In India, as elsewhere in South East Asia, many interlinked factors—including limited monitoring mechanism, skills, knowledge of global and emerging diseases, laboratory capacity, overuse of antibiotics, low on hygiene and sanitation have contributed to the emergence and spread of infection within the health facility. Infection Prevention Control (IPC) programmes support the prevention of avoidable infections and save lives. Effective IPC programmes lead to more than 30% reduction in HAI rate preventing morbidity and mortality, the development and transmission of AMR while significantly reducing health care costs (Source: WHO).
The high burden of Healthcare Associated Infections (HAIs) in India, with an estimated pooled prevalence of 15.5 per 100 patients is reportedly more than double the prevalence in Europe and the US (Source: Ling, Moi Lin, 2015). In India, most neonatal deaths are due to infection out of which one-fourth results in fatal neonatal sepsis transmitted at the time of birth. In addition to this, outbreaks such as Ebola virus disease, COVID-19 amplify infection among caregivers, seekers and spread back to communities, exerting more pressure on the public health facility.
In 2016, ICMR released guidelines on infection prevention and control while in 2014, the National Health Mission launched Kayakalp (clean hospital initiative), to strengthen infection control practices in public healthcare facilities. Despite these and other initiatives, the successful implementation of an infection prevention and control programme in Indian healthcare settings faces some important challenges (Source: Soumya, et al, 2017).
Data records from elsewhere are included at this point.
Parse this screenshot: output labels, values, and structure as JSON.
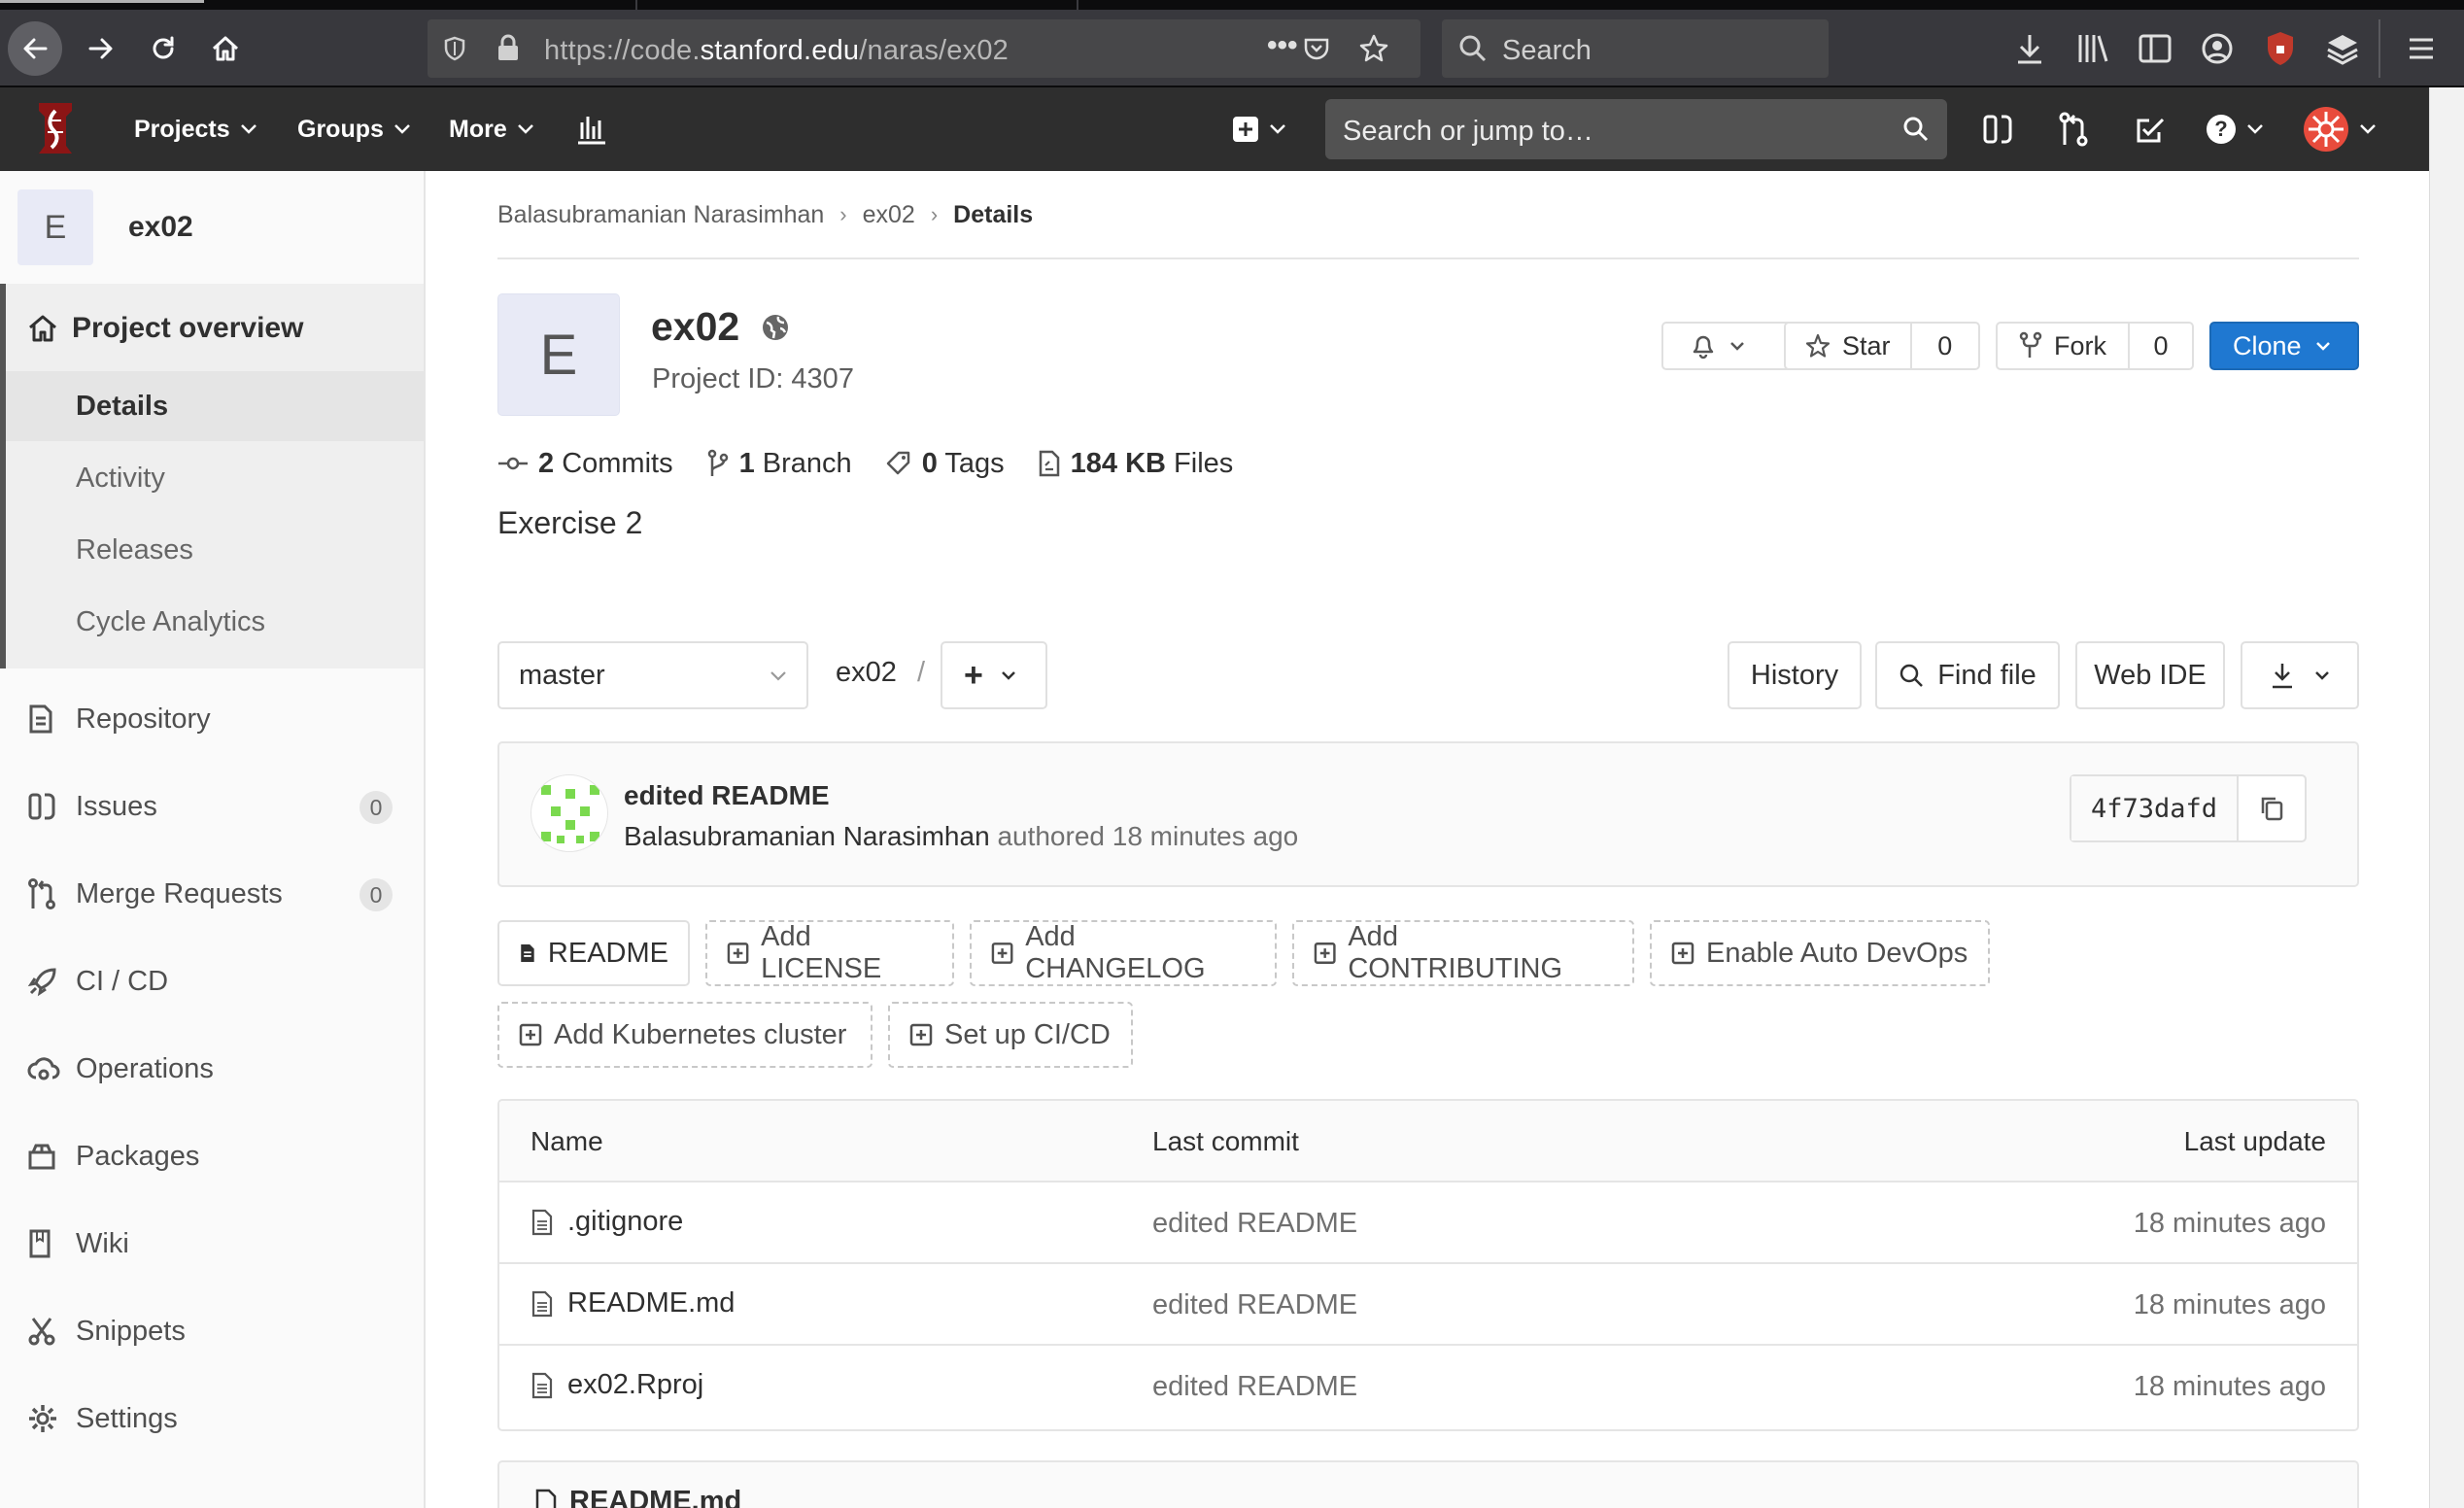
{
  "browser": {
    "url_prefix": "https://code.",
    "url_host": "stanford.edu",
    "url_path": "/naras/ex02",
    "search_placeholder": "Search"
  },
  "header": {
    "nav": [
      {
        "label": "Projects"
      },
      {
        "label": "Groups"
      },
      {
        "label": "More"
      }
    ],
    "search_placeholder": "Search or jump to…"
  },
  "sidebar": {
    "project_initial": "E",
    "project_name": "ex02",
    "overview_label": "Project overview",
    "overview_items": [
      {
        "label": "Details"
      },
      {
        "label": "Activity"
      },
      {
        "label": "Releases"
      },
      {
        "label": "Cycle Analytics"
      }
    ],
    "items": [
      {
        "label": "Repository",
        "icon": "repository-icon"
      },
      {
        "label": "Issues",
        "icon": "issues-icon",
        "badge": "0"
      },
      {
        "label": "Merge Requests",
        "icon": "merge-request-icon",
        "badge": "0"
      },
      {
        "label": "CI / CD",
        "icon": "rocket-icon"
      },
      {
        "label": "Operations",
        "icon": "cloud-gear-icon"
      },
      {
        "label": "Packages",
        "icon": "package-icon"
      },
      {
        "label": "Wiki",
        "icon": "book-icon"
      },
      {
        "label": "Snippets",
        "icon": "scissors-icon"
      },
      {
        "label": "Settings",
        "icon": "gear-icon"
      }
    ]
  },
  "breadcrumb": [
    "Balasubramanian Narasimhan",
    "ex02",
    "Details"
  ],
  "project": {
    "initial": "E",
    "title": "ex02",
    "id_text": "Project ID: 4307",
    "description": "Exercise 2",
    "star_label": "Star",
    "star_count": "0",
    "fork_label": "Fork",
    "fork_count": "0",
    "clone_label": "Clone"
  },
  "stats": [
    {
      "num": "2",
      "label": "Commits",
      "icon": "commit-icon"
    },
    {
      "num": "1",
      "label": "Branch",
      "icon": "branch-icon"
    },
    {
      "num": "0",
      "label": "Tags",
      "icon": "tag-icon"
    },
    {
      "num": "184 KB",
      "label": "Files",
      "icon": "file-icon"
    }
  ],
  "repo_toolbar": {
    "branch": "master",
    "path": "ex02",
    "slash": "/",
    "add": "+",
    "history": "History",
    "find_file": "Find file",
    "web_ide": "Web IDE"
  },
  "last_commit": {
    "title": "edited README",
    "author": "Balasubramanian Narasimhan",
    "meta": "authored 18 minutes ago",
    "sha": "4f73dafd"
  },
  "quick_actions": [
    {
      "label": "README",
      "style": "solid",
      "icon": "document-icon"
    },
    {
      "label": "Add LICENSE",
      "icon": "plus-square-icon"
    },
    {
      "label": "Add CHANGELOG",
      "icon": "plus-square-icon"
    },
    {
      "label": "Add CONTRIBUTING",
      "icon": "plus-square-icon"
    },
    {
      "label": "Enable Auto DevOps",
      "icon": "plus-square-icon"
    },
    {
      "label": "Add Kubernetes cluster",
      "icon": "plus-square-icon"
    },
    {
      "label": "Set up CI/CD",
      "icon": "plus-square-icon"
    }
  ],
  "file_table": {
    "headers": {
      "name": "Name",
      "commit": "Last commit",
      "update": "Last update"
    },
    "rows": [
      {
        "name": ".gitignore",
        "commit": "edited README",
        "update": "18 minutes ago"
      },
      {
        "name": "README.md",
        "commit": "edited README",
        "update": "18 minutes ago"
      },
      {
        "name": "ex02.Rproj",
        "commit": "edited README",
        "update": "18 minutes ago"
      }
    ]
  },
  "readme_title": "README.md",
  "colors": {
    "header_bg": "#2e2e2e",
    "primary": "#1f78d1",
    "stanford_red": "#8c1515"
  }
}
Considering the prevailing situation of COVID-19, effective infection control at the facility level is the key to overcome infectious diseases and future challenges.
IPC KEY CHALLENGES
The successful implementation of an infection prevention and control programme in Indian healthcare settings faces some important challenges, including insufficient funding and human resources, hospital overcrowding, and low nurse-to-patient ratios even in intensive care units. Many healthcare facilities do not have a focal person for infection prevention and control making it difficult to implement or monitor an infection control plan in a health facility. Procurement of IPC equipment is not supported by adequate supply chain management of equipment and supplies. This makes the quantification and forecasting for supplies very inaccurate, inevitably leading to stock-outs or procurement of non-essential, inconsistent and inadequate IPC supplies at the facilities.
The guidance document and practices by Healthcare Workers (HCWs) at facility level also impacts the implementation of IPC measures. The facilities have minimal access to updated knowledge to address: prevention of respiratory infections; use of disinfectants and barrier techniques; compliance to hand hygiene measures; prevention of the spread of infection during surgical wound dressings; prevention of the spread of infection through intravascular devices and injectable; proper handling of blood, blood products and other body fluids; health care waste management; and injection safety. There are inconsistent onsite training and mentoring opportunities for facility-based HCWs on infection prevention and control. There is a conventional surveillance system for tracking of HAIs in facilities. The system to diagnose HAIs should be updated so that HAIs and their impact on patient outcomes can be addressed during facility morbidity and mortality reviews.
The public health facilities in India have been constructed decades ago and do not have provisions to cater to the increased patient burden effectively. The waiting rooms are very small and inadequately ventilated, there are no sinks in many of the consultation rooms, and if the sinks are present, there is no running water. For facilities with admission capacity, there are inadequate isolation rooms or facilities, making the general wards a hazard for ongoing disease transmission.
CALL FOR ACTION
IQVIA leverages therapeutic and IPC global knowledge for building resilient health systems to conquer infectious diseases and connect with the healthcare professional in a clinical setting to help accelerate clinical outcomes. IQVIA has identified six key factors for improving IPC at the public health facilities (see Exhibit 1).
Exhibit 1: Six key factors for improving IPC at the public health facilities
Efforts should capitalize on multimodal implementation strategies for effective infection prevention and control (IPC) programmes at the National, Sub-national and Facility Level. Further, this shall be coupled with the fiscal stimulus package to boost the implementation of effective infection control measures to combat current and future threats from infectious diseases and ultimately leading to the development of the sustainable health facility.
IQVIA has successfully delivered projects in the past on infection prevention and control, Water Sanitation and Hygiene (WASH), healthcare facility, process re-engineering and infrastructure revamping within India and globally. The global COVID-19 pandemic has unleashed a plethora of new set of compliance and guidelines to control infection in healthcare facilities. It has also made us learn a lot in a remarkably short period of time. Yet, as we learn more, we are also confronted with new questions that highlight gaps in our knowledge and weaknesses of methodologies and design. More than ever, while driving healthcare forward, IQVIA has identified to bridge this gap and grab this opportunity with a more integrated and interdisciplinary approach to improve the healthcare facilities for improved IPC.
If you would like any more information on IPC practices, please get in touch with Nilesh Maheshwari firstname.lastname@example.org